## Data section

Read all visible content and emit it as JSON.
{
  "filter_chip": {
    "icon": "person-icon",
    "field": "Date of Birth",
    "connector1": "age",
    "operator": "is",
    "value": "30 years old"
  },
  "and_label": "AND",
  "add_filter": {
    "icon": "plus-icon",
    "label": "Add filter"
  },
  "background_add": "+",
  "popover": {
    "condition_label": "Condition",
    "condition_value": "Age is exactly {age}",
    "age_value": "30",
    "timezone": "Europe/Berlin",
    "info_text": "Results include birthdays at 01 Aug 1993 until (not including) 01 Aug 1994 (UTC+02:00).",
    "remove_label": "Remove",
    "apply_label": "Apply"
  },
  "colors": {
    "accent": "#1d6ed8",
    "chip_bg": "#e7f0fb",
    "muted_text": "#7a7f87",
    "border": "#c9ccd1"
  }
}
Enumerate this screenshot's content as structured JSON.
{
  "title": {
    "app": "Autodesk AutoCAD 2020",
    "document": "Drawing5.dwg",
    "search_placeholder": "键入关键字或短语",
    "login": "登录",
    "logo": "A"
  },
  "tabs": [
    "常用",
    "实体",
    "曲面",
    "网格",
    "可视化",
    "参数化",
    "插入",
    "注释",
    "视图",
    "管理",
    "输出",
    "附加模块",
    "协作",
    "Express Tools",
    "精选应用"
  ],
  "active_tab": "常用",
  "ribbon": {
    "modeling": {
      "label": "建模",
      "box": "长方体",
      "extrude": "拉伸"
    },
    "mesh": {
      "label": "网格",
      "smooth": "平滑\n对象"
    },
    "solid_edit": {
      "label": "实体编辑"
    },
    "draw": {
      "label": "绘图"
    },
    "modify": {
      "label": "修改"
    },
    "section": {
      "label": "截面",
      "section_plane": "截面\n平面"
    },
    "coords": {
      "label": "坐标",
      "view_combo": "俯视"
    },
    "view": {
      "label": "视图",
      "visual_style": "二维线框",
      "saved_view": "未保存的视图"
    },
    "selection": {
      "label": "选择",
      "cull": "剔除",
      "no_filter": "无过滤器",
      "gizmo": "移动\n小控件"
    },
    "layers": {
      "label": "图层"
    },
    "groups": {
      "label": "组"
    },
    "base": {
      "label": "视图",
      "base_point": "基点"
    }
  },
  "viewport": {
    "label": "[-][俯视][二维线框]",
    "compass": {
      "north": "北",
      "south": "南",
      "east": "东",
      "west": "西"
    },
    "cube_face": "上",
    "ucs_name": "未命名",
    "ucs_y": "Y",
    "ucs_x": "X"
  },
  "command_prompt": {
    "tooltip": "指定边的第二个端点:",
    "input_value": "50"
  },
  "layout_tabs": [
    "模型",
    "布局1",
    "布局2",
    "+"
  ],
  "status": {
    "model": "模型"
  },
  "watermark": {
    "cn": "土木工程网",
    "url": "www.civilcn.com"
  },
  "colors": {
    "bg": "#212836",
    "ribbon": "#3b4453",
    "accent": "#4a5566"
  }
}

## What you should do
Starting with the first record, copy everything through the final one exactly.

## Solution for this task
Read all visible content and emit it as JSON.
{
  "filter_chip": {
    "icon": "person-icon",
    "field": "Date of Birth",
    "connector1": "age",
    "operator": "is",
    "value": "30 years old"
  },
  "and_label": "AND",
  "add_filter": {
    "icon": "plus-icon",
    "label": "Add filter"
  },
  "background_add": "+",
  "popover": {
    "condition_label": "Condition",
    "condition_value": "Age is exactly {age}",
    "age_value": "30",
    "timezone": "Europe/Berlin",
    "info_text": "Results include birthdays at 01 Aug 1993 until (not including) 01 Aug 1994 (UTC+02:00).",
    "remove_label": "Remove",
    "apply_label": "Apply"
  },
  "colors": {
    "accent": "#1d6ed8",
    "chip_bg": "#e7f0fb",
    "muted_text": "#7a7f87",
    "border": "#c9ccd1"
  }
}
Enumerate this screenshot's content as structured JSON.
{
  "title": {
    "app": "Autodesk AutoCAD 2020",
    "document": "Drawing5.dwg",
    "search_placeholder": "键入关键字或短语",
    "login": "登录",
    "logo": "A"
  },
  "tabs": [
    "常用",
    "实体",
    "曲面",
    "网格",
    "可视化",
    "参数化",
    "插入",
    "注释",
    "视图",
    "管理",
    "输出",
    "附加模块",
    "协作",
    "Express Tools",
    "精选应用"
  ],
  "active_tab": "常用",
  "ribbon": {
    "modeling": {
      "label": "建模",
      "box": "长方体",
      "extrude": "拉伸"
    },
    "mesh": {
      "label": "网格",
      "smooth": "平滑\n对象"
    },
    "solid_edit": {
      "label": "实体编辑"
    },
    "draw": {
      "label": "绘图"
    },
    "modify": {
      "label": "修改"
    },
    "section": {
      "label": "截面",
      "section_plane": "截面\n平面"
    },
    "coords": {
      "label": "坐标",
      "view_combo": "俯视"
    },
    "view": {
      "label": "视图",
      "visual_style": "二维线框",
      "saved_view": "未保存的视图"
    },
    "selection": {
      "label": "选择",
      "cull": "剔除",
      "no_filter": "无过滤器",
      "gizmo": "移动\n小控件"
    },
    "layers": {
      "label": "图层"
    },
    "groups": {
      "label": "组"
    },
    "base": {
      "label": "视图",
      "base_point": "基点"
    }
  },
  "viewport": {
    "label": "[-][俯视][二维线框]",
    "compass": {
      "north": "北",
      "south": "南",
      "east": "东",
      "west": "西"
    },
    "cube_face": "上",
    "ucs_name": "未命名",
    "ucs_y": "Y",
    "ucs_x": "X"
  },
  "command_prompt": {
    "tooltip": "指定边的第二个端点:",
    "input_value": "50"
  },
  "layout_tabs": [
    "模型",
    "布局1",
    "布局2",
    "+"
  ],
  "status": {
    "model": "模型"
  },
  "watermark": {
    "cn": "土木工程网",
    "url": "www.civilcn.com"
  },
  "colors": {
    "bg": "#212836",
    "ribbon": "#3b4453",
    "accent": "#4a5566"
  }
}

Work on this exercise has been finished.